Its democracy is vibrant, robust and competitive. 25 years after the end of apartheid, that's a joy to see. And that's by no means a given.
South Africa's election last week was something to watch and to remember. It moved and impressed me in equal measure.
I was out crisscrossing Alexandra on election day, talking to voters and IEC officials at a number of polling stations. I was impressed by the joyous, peaceful atmosphere – men and women, young and old, South Africans from all walks of life heading out to cast their vote.
The Electoral Commission of South Africa (IEC) did a tremendous job in preparing and running this election – which was judged free and fair by international observers.
I was particularly impressed that the IEC introduced new, innovative instruments that I believe we Europeans can learn a great deal from. Take the important issue of “fake news” and disinformation surrounding an(y) election. What is fact and what is fiction when it comes to social media? What is truth and what is propaganda, possibly peddled to derail elections and mislead voters? To tackle this problem, the IEC cooperated with media research organisation Media Monitoring Africa (MMA) and set up an online complaints platform – the Real 411 – where people were able to lodge suspected cases of “fake news” and disinformation.
To anyone as old as me: “the 411” is a term cooler and younger people use to describe “information” – so my children tell me. It is an impressive project. I had the chance to discuss the platform with IEC commissioner Janet Love, MMA experts and senior journalists during a panel discussion at the Goethe-Institut Johannesburg two days before the election. The main thing I learned is how little I still know – about how “fake news” works, how disinformation challenges the profession of journalism and how misinformation risks shaping our political discourse.
One thing, however, is crystal clear: all our democracies need to tackle this scourge, particularly during election time. Social media is a fantastic instrument – no doubt. But this always-on world of bots, likes and shares is also questioning long-held assumptions about what is driving debates in our democracies. With the European elections just two weeks away, the topic is vividly debated in Germany and elsewhere in Europe at the moment.
There are further aspects of the IEC's work on this election that we Europeans have looked at with great interest. Take the IEC results operations centre (ROC) – a sort of giant state-of-the art newsroom – that was set up in Pretoria during the count of votes.
Nothing like that exists in my country, or any othe country I know. In Germany, each political party organises its own election get-together, while our TV stations publish exit polls from the seclusion of their studios. A hub like the ROC – where scores of politicians, journalists, party officials, think tankers and diplomats mingle while the results are projected on screens in real-time? Unheard of! What a great space and how symbolic for South Africa's vibrant democracy. Where else would you find reporters, politicians and pundits all gathered in the same room for an immediate take on results?
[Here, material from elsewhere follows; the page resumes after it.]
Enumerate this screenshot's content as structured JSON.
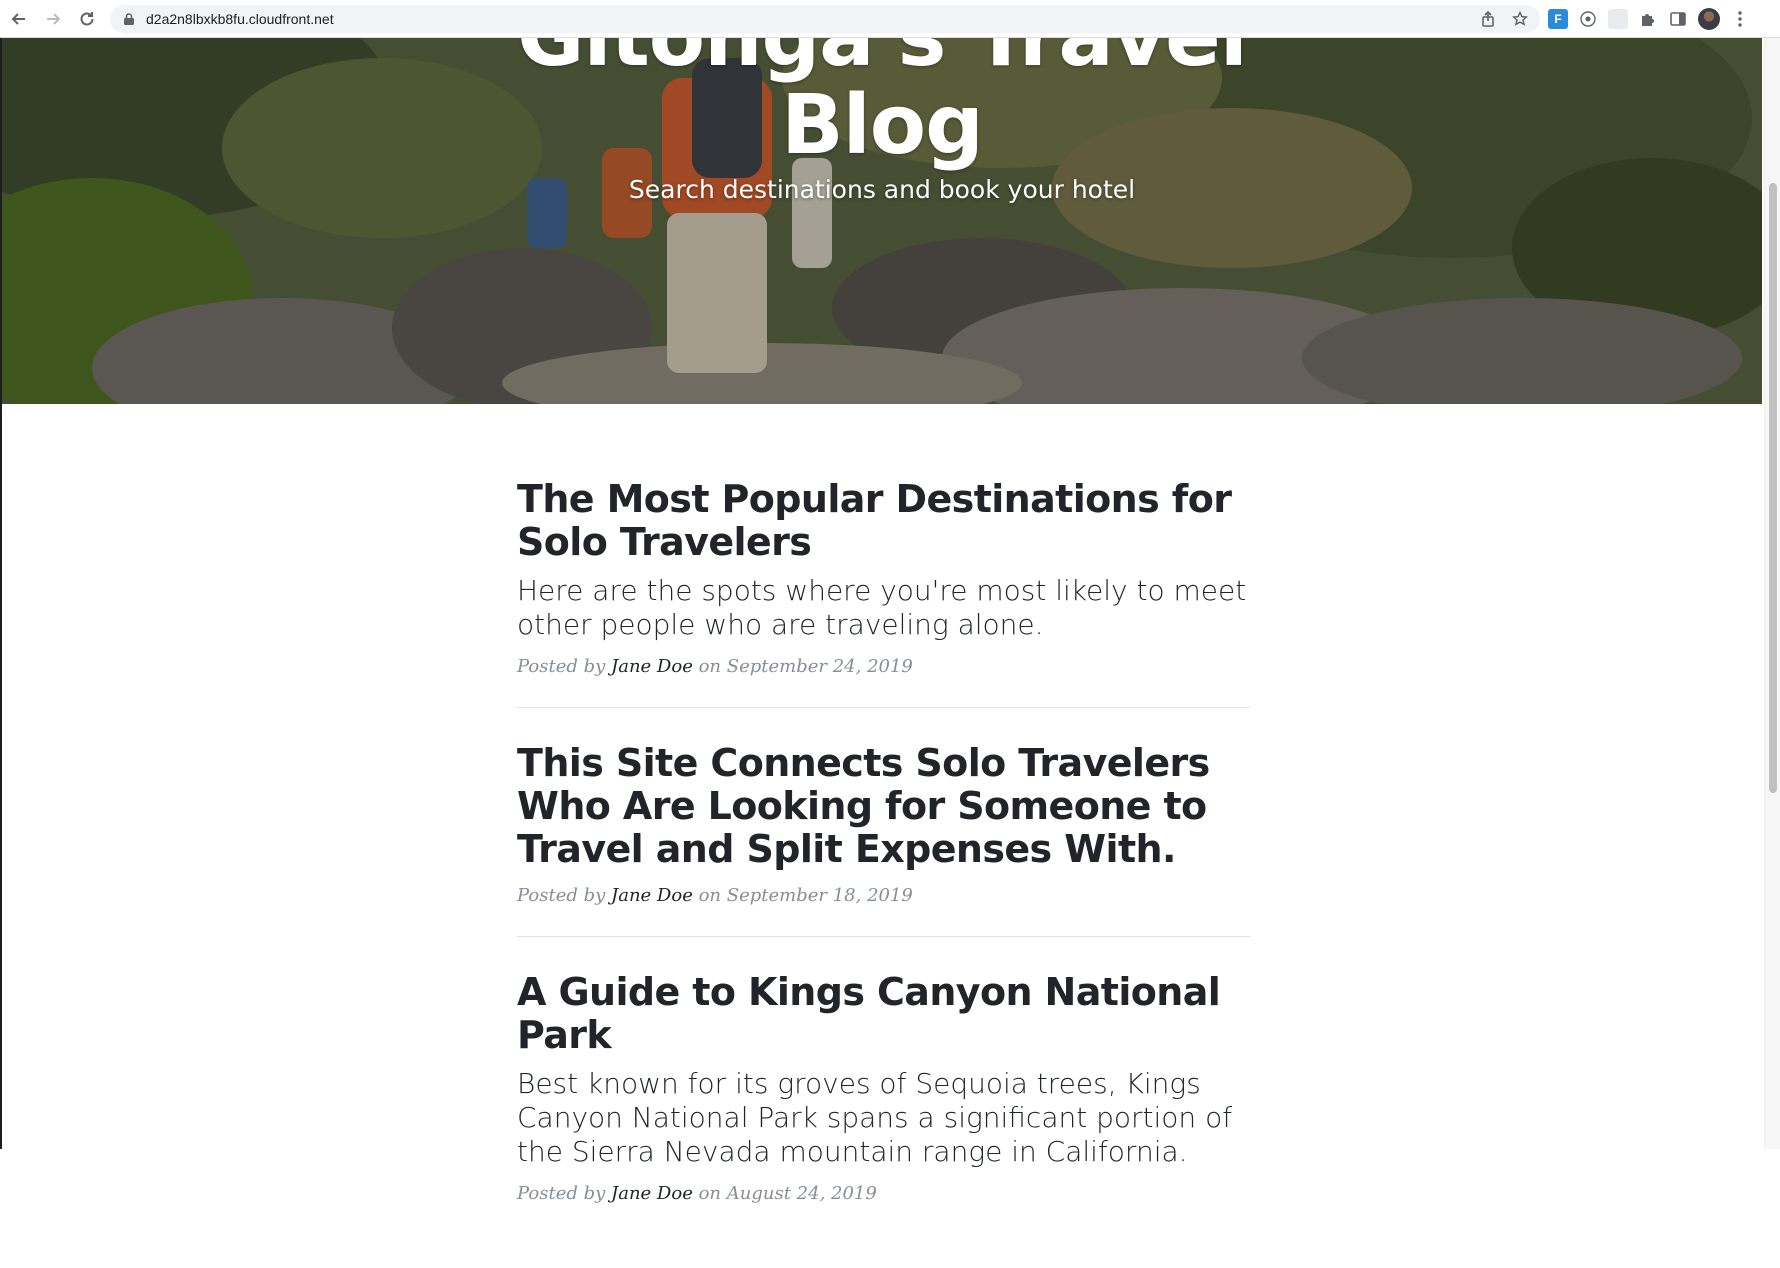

Some of my colleagues told me the whole set-up reminded them of the logistical superlatives of an EU summit. Maybe – but without the Brussels rain, that's for sure, and with unambiguous results in facts and figures.
Whether in Brussels, Pretoria or Berlin, we all still face many challenges when it comes to elections. Voter participation certainly is a key one; getting young people out to vote in particular. South Africa unfortunately is no exception. Many young people across the globe are standing up for their beliefs, defending them in debates and on the street: student protests, #FeesMustFall, the fight against climate change led by brave activists like Swedish teenager Greta Thunberg. It's good to see such energy, passion and engagement. However, it's our challenge to also translate that into more participation at elections. It must be clear to the next generation that their future is decided at the ballot box.
Democracy is never a finished product. It is something we have to fight for, build, defend and develop. Conducting elections that live up to the challenges of the 21st century is a major cornerstone on that path. That's what last week was all about.
- Martin Schäfer is German ambassador to South Africa.